▶ _Your objective_:
Counting only lines below that contain the string "this", give the total as a single number.

▶ _Data to process_:
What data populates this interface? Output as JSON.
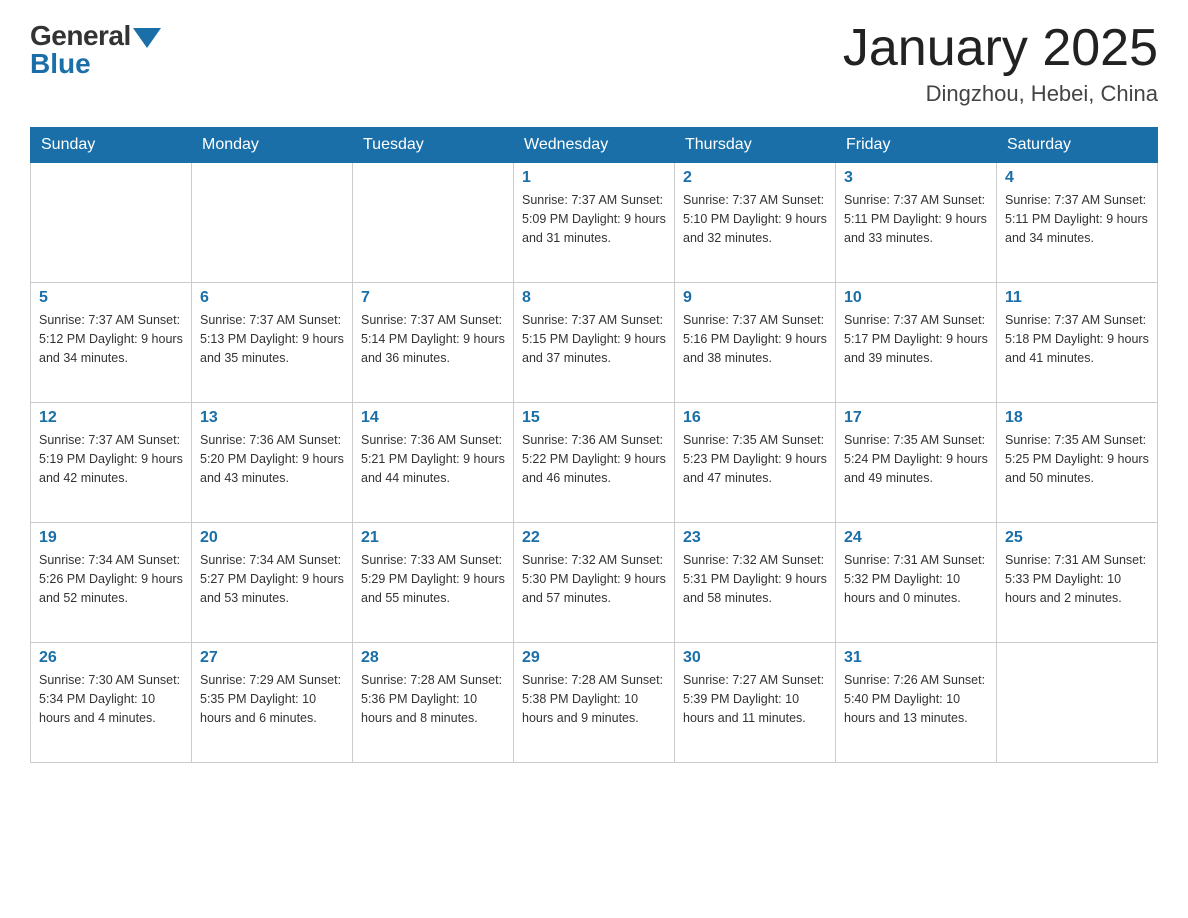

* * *

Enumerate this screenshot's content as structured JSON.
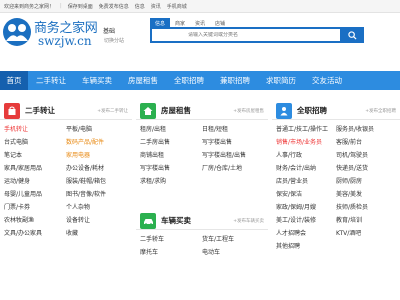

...

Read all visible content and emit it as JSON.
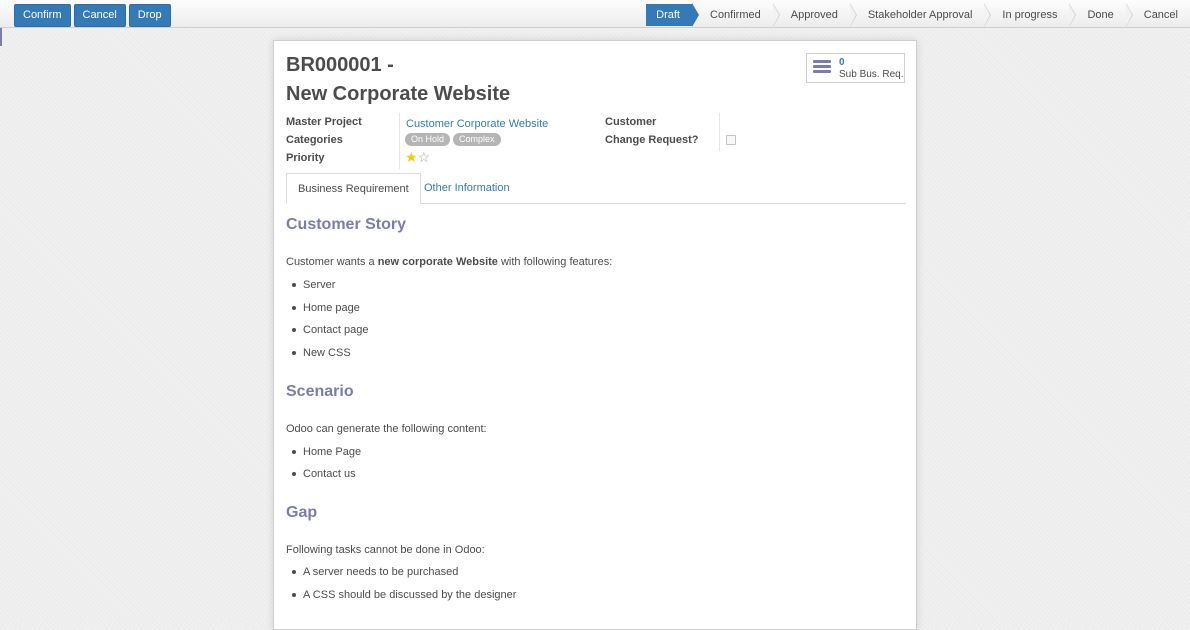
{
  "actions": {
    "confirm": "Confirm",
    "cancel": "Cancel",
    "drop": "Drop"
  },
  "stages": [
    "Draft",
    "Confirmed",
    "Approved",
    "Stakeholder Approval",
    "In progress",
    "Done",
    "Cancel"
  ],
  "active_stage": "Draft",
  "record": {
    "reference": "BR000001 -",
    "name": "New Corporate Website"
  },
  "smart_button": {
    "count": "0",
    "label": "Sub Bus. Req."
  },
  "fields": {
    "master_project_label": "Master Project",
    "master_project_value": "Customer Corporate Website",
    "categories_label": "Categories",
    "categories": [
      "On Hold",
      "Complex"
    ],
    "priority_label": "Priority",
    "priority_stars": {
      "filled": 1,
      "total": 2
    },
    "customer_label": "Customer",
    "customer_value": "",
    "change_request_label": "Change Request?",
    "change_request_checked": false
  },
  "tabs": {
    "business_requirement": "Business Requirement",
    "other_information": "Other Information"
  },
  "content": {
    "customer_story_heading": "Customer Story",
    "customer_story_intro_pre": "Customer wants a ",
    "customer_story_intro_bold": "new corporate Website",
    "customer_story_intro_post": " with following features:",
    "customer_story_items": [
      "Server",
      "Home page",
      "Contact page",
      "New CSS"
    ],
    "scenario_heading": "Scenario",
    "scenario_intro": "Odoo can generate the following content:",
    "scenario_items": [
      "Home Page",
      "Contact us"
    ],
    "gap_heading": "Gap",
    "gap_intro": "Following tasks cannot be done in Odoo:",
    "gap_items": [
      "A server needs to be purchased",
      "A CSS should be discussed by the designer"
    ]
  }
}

▶ _Response_:
2